* **TO DO**:
Reproduce the entries exactly, but keep the pictures out of the copy.
[[ RECORDS PROVIDED, beginning ]]
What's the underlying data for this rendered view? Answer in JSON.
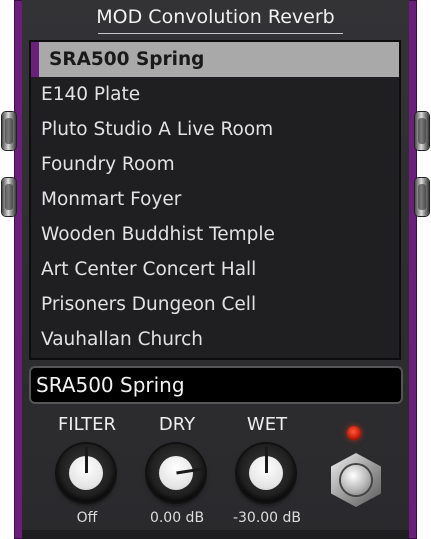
{
  "plugin": {
    "title": "MOD Convolution Reverb",
    "colors": {
      "chassis": "#6a1f7a",
      "faceplate": "#303033",
      "selected_row": "#a9a9a9",
      "led": "#d62a10"
    }
  },
  "ir_list": {
    "items": [
      {
        "label": "SRA500 Spring"
      },
      {
        "label": "E140 Plate"
      },
      {
        "label": "Pluto Studio A Live Room"
      },
      {
        "label": "Foundry Room"
      },
      {
        "label": "Monmart Foyer"
      },
      {
        "label": "Wooden Buddhist Temple"
      },
      {
        "label": "Art Center Concert Hall"
      },
      {
        "label": "Prisoners Dungeon Cell"
      },
      {
        "label": "Vauhallan Church"
      }
    ],
    "selected_index": 0
  },
  "current_ir": {
    "name": "SRA500 Spring"
  },
  "knobs": {
    "filter": {
      "label": "FILTER",
      "value": "Off",
      "level": 0.5
    },
    "dry": {
      "label": "DRY",
      "value": "0.00 dB",
      "level": 0.8
    },
    "wet": {
      "label": "WET",
      "value": "-30.00 dB",
      "level": 0.5
    }
  },
  "bypass": {
    "led_icon": "led-indicator-icon",
    "switch_icon": "footswitch-icon",
    "led_on": true
  }
}
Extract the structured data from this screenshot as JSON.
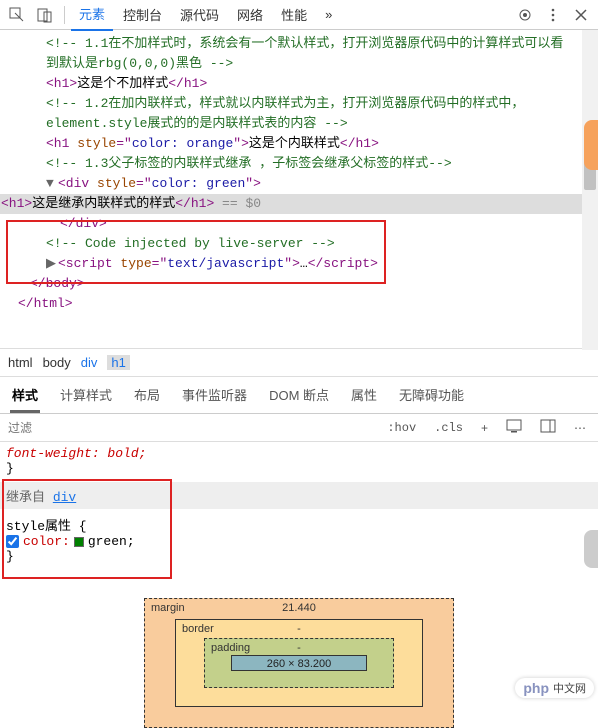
{
  "toolbar": {
    "tabs": [
      "元素",
      "控制台",
      "源代码",
      "网络",
      "性能"
    ],
    "more": "»"
  },
  "elements": {
    "comment1": "<!-- 1.1在不加样式时，系统会有一个默认样式，打开浏览器原代码中的计算样式可以看到默认是rbg(0,0,0)黑色 -->",
    "h1a_open": "<h1>",
    "h1a_text": "这是个不加样式",
    "h1a_close": "</h1>",
    "comment2": "<!-- 1.2在加内联样式，样式就以内联样式为主，打开浏览器原代码中的样式中，element.style展式的的是内联样式表的内容 -->",
    "h1b_open": "<h1 ",
    "h1b_attr": "style",
    "h1b_eq": "=\"",
    "h1b_val": "color: orange",
    "h1b_end": "\">",
    "h1b_text": "这是个内联样式",
    "h1b_close": "</h1>",
    "comment3": "<!-- 1.3父子标签的内联样式继承 ，子标签会继承父标签的样式-->",
    "div_open": "<div ",
    "div_attr": "style",
    "div_eq": "=\"",
    "div_val": "color: green",
    "div_end": "\">",
    "h1c_open": "<h1>",
    "h1c_text": "这是继承内联样式的样式",
    "h1c_close": "</h1>",
    "sel_hint": " == $0",
    "div_close": "</div>",
    "comment4": "<!-- Code injected by live-server -->",
    "script_open": "<script ",
    "script_attr": "type",
    "script_eq": "=\"",
    "script_val": "text/javascript",
    "script_end": "\">",
    "script_ell": "…",
    "script_close": "</script>",
    "body_close": "</body>",
    "html_close": "</html>"
  },
  "breadcrumb": [
    "html",
    "body",
    "div",
    "h1"
  ],
  "styles_tabs": [
    "样式",
    "计算样式",
    "布局",
    "事件监听器",
    "DOM 断点",
    "属性",
    "无障碍功能"
  ],
  "filter": {
    "placeholder": "过滤",
    "hov": ":hov",
    "cls": ".cls",
    "plus": "+"
  },
  "styles_body": {
    "existing_rule": "font-weight: bold;",
    "brace": "}",
    "inherit_prefix": "继承自 ",
    "inherit_tag": "div",
    "style_attr_label": "style属性 {",
    "prop_name": "color",
    "prop_val": "green;",
    "close_brace": "}"
  },
  "box_model": {
    "margin_label": "margin",
    "margin_top": "21.440",
    "border_label": "border",
    "border_top": "-",
    "padding_label": "padding",
    "padding_top": "-",
    "content": "260 × 83.200"
  },
  "logo": {
    "php": "php",
    "text": "中文网"
  }
}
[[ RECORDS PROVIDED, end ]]
* **WRITTEN RESPONSE**:
What's the underlying data for this rendered view? Answer in JSON.
{
  "plugin": {
    "title": "MOD Convolution Reverb",
    "colors": {
      "chassis": "#6a1f7a",
      "faceplate": "#303033",
      "selected_row": "#a9a9a9",
      "led": "#d62a10"
    }
  },
  "ir_list": {
    "items": [
      {
        "label": "SRA500 Spring"
      },
      {
        "label": "E140 Plate"
      },
      {
        "label": "Pluto Studio A Live Room"
      },
      {
        "label": "Foundry Room"
      },
      {
        "label": "Monmart Foyer"
      },
      {
        "label": "Wooden Buddhist Temple"
      },
      {
        "label": "Art Center Concert Hall"
      },
      {
        "label": "Prisoners Dungeon Cell"
      },
      {
        "label": "Vauhallan Church"
      }
    ],
    "selected_index": 0
  },
  "current_ir": {
    "name": "SRA500 Spring"
  },
  "knobs": {
    "filter": {
      "label": "FILTER",
      "value": "Off",
      "level": 0.5
    },
    "dry": {
      "label": "DRY",
      "value": "0.00 dB",
      "level": 0.8
    },
    "wet": {
      "label": "WET",
      "value": "-30.00 dB",
      "level": 0.5
    }
  },
  "bypass": {
    "led_icon": "led-indicator-icon",
    "switch_icon": "footswitch-icon",
    "led_on": true
  }
}
Extract the structured data from this screenshot as JSON.
{
  "toolbar": {
    "tabs": [
      "元素",
      "控制台",
      "源代码",
      "网络",
      "性能"
    ],
    "more": "»"
  },
  "elements": {
    "comment1": "<!-- 1.1在不加样式时，系统会有一个默认样式，打开浏览器原代码中的计算样式可以看到默认是rbg(0,0,0)黑色 -->",
    "h1a_open": "<h1>",
    "h1a_text": "这是个不加样式",
    "h1a_close": "</h1>",
    "comment2": "<!-- 1.2在加内联样式，样式就以内联样式为主，打开浏览器原代码中的样式中，element.style展式的的是内联样式表的内容 -->",
    "h1b_open": "<h1 ",
    "h1b_attr": "style",
    "h1b_eq": "=\"",
    "h1b_val": "color: orange",
    "h1b_end": "\">",
    "h1b_text": "这是个内联样式",
    "h1b_close": "</h1>",
    "comment3": "<!-- 1.3父子标签的内联样式继承 ，子标签会继承父标签的样式-->",
    "div_open": "<div ",
    "div_attr": "style",
    "div_eq": "=\"",
    "div_val": "color: green",
    "div_end": "\">",
    "h1c_open": "<h1>",
    "h1c_text": "这是继承内联样式的样式",
    "h1c_close": "</h1>",
    "sel_hint": " == $0",
    "div_close": "</div>",
    "comment4": "<!-- Code injected by live-server -->",
    "script_open": "<script ",
    "script_attr": "type",
    "script_eq": "=\"",
    "script_val": "text/javascript",
    "script_end": "\">",
    "script_ell": "…",
    "script_close": "</script>",
    "body_close": "</body>",
    "html_close": "</html>"
  },
  "breadcrumb": [
    "html",
    "body",
    "div",
    "h1"
  ],
  "styles_tabs": [
    "样式",
    "计算样式",
    "布局",
    "事件监听器",
    "DOM 断点",
    "属性",
    "无障碍功能"
  ],
  "filter": {
    "placeholder": "过滤",
    "hov": ":hov",
    "cls": ".cls",
    "plus": "+"
  },
  "styles_body": {
    "existing_rule": "font-weight: bold;",
    "brace": "}",
    "inherit_prefix": "继承自 ",
    "inherit_tag": "div",
    "style_attr_label": "style属性 {",
    "prop_name": "color",
    "prop_val": "green;",
    "close_brace": "}"
  },
  "box_model": {
    "margin_label": "margin",
    "margin_top": "21.440",
    "border_label": "border",
    "border_top": "-",
    "padding_label": "padding",
    "padding_top": "-",
    "content": "260 × 83.200"
  },
  "logo": {
    "php": "php",
    "text": "中文网"
  }
}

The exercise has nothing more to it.